Unless you suffer from riding in a small boat on a slightly rolling sea, no visit to Capri is complete without a boat trip around the island. A 2 1/4 hour circuit costs about 15e and if you want to enter the Blue Grotto its an additional 12e. There is a stop along the way where you transfer to a small row boat and duck under the low entrance to the grotto. Try to pick a sunny day as the brilliance of the blue is much more intense with bright sunlight. The reflected light in this semi sea cave is spectacular. When the seas are too rough small boating activities are cancelled.
The circular boat tour will ferry you up to and past all the main attractions including the Faraglioni, Green Grotto, Blue Grotto, the lighthouse, the Picola Marina. In between hundreds of hillside villas look out over the blue waters of the Bay of Naples. The cruise delivers scenic delights as well as informative narrative of the history and life of the island.
For the more adventurous, kayaks can be rented for 15e and hour. The Rough Guide suggests that a circular tour takes about 5 hours. Given the nature of wind and waves, that seems like an optimistic estimate.

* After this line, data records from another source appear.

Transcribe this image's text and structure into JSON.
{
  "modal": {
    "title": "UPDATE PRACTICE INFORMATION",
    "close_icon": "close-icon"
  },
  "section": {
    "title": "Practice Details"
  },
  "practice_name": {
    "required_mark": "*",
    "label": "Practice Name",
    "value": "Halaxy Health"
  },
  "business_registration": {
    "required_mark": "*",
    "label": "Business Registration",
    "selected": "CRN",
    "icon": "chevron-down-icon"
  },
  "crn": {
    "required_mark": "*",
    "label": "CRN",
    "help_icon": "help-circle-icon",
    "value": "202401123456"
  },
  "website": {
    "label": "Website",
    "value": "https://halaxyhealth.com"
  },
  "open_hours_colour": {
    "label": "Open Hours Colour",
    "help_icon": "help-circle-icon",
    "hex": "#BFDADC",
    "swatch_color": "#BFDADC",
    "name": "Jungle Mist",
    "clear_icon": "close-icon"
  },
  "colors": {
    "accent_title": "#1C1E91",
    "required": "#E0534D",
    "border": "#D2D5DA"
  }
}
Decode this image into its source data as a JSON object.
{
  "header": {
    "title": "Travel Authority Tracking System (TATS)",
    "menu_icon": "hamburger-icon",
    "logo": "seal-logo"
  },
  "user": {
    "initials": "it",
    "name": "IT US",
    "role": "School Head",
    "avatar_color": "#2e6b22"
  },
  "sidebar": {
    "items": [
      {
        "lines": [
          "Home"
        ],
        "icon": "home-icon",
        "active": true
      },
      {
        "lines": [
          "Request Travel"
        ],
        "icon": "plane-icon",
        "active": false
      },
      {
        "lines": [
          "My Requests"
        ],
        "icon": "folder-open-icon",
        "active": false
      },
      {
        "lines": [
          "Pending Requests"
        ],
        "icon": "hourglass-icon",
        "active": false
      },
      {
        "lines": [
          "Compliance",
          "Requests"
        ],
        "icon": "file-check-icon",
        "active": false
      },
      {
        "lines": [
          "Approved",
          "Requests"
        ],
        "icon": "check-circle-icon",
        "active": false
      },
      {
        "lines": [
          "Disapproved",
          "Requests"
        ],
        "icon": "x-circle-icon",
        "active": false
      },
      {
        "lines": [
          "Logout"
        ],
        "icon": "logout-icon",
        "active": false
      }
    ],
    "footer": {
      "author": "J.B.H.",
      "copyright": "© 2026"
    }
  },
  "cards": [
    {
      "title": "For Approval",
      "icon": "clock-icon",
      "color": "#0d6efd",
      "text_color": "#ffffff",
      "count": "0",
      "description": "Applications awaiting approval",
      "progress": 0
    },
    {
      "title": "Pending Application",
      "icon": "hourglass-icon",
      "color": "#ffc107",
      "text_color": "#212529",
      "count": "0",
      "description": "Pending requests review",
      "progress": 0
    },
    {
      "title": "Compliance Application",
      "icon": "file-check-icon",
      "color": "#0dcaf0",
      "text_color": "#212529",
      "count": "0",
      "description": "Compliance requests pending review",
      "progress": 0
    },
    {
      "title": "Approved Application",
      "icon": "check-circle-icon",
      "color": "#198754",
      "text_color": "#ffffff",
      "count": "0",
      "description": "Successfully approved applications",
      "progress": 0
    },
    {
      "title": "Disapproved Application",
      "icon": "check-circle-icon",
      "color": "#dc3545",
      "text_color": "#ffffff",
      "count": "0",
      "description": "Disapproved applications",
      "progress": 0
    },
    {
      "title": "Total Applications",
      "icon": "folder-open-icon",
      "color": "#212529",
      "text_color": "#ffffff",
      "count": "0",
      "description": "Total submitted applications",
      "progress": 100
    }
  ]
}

Probably the most unpleasant locale on Capri is the Marina Grande. Its unavoidable unless you can afford to hire a helicopter to carry you back and forth. The marina is the main arrival and embarkation point between Naples and Sorrento as well as the start and ending point for most of the boat tours. Large ferries come and go during the day unloading hoards of day trippers who swarm mostly over the lower part of the island and Capri town. The cafes and restaurants that face the marina offer overpriced and tasteless snacks. By late afternoon or early evening the crowds leave making Capri a much more relaxing and enjoyable place. On can stroll the lanes of Capri town without bumping into groups of unruly sightseers.